Judge Marion Batten wrote in her judgment: “The tests of employee status are clearly made out. The written contract does not reflect the reality of the working arrangements in practice, save in respect of the requirement for the claimant to keep her own accounts and attend to taxation, about which the claimant had no choice.” 

When Is A Self-Employed Worker In Reality An Employee?

Our employment law specialists will tell you that – although cases are judged on their own merits – there are some detailed guidelines that a tribunal will scrutinise when reaching its decision.

Your workers are likely to be regarded as employees if:

  • you can tell them what to do – how, where and when they should do it
  • they have to do the work personally – they can’t sub-contract it
  • you can move them between tasks
  • you make them work set hours and pay them a regular salary/wage (even if there is no work available)
  • they do not have ownership rights within your business, they are not a partner
  • you give them time off for sickness and holiday in accordance with their contract or employment law rules
  • they do not personally suffer the financial consequences of failing to deliver work properly – the cost of redoing work does not come out of their salary, it comes out of your profits
  • they don’t have to provide their own tools and equipment – such as a vehicle or scaffolding
  • they have an employment contract.

So What Does The Gorman Case Mean For You?

You would be recommended to take careful note of the Gorman case. It may not set a legal precedent but it has hit enough headlines to get quoted by employment law solicitors at tribunals.

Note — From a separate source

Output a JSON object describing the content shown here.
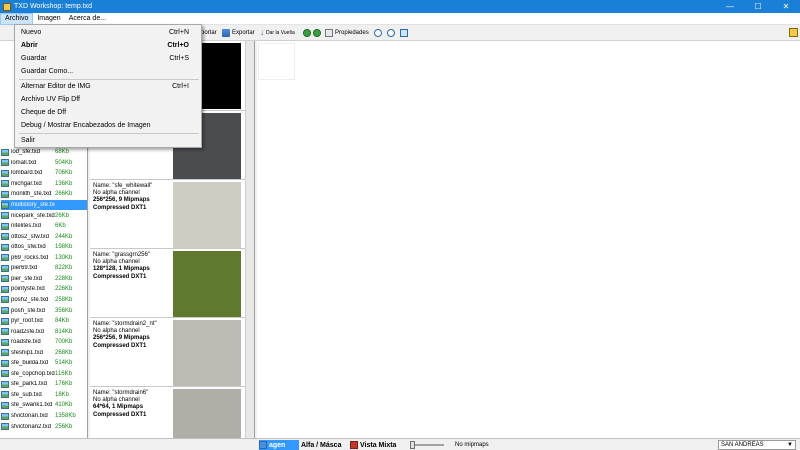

There are other cases that have an important bearing on whether a supposedly self-employed worker is really an employee of the company in the eyes of the law.

They include the case of Pimlico Plumbers and another v Smith that went all the way to the Supreme Court. That case upheld previous decisions that a supposedly ‘self-employed’ plumber was actually a worker with employment rights including discrimination protection and holiday pay.

Expect more cases like this as gig economy workers demand the same legal rights that employees enjoy. 

And get legal advice before you take on staff on a self-employed basis – you don’t want to be the next one facing a gig economy employment tribunal.

Get Expert Legal Advice

Find out more about the rules governing employment vs self-employment status – contact Coles Miller Managing Partner Neil Andrews, Head of the Commercial Department and an employment law specialist.

This document is not intended to constitute and should not be used as a substitute for legal advice on any specific matter. No liability for the accuracy of the content of this document, or the consequences of relying on it, is assumed by the author. If you seek further information, please contact Managing Partner Neil Andrews at Coles Miller Solicitors LLP.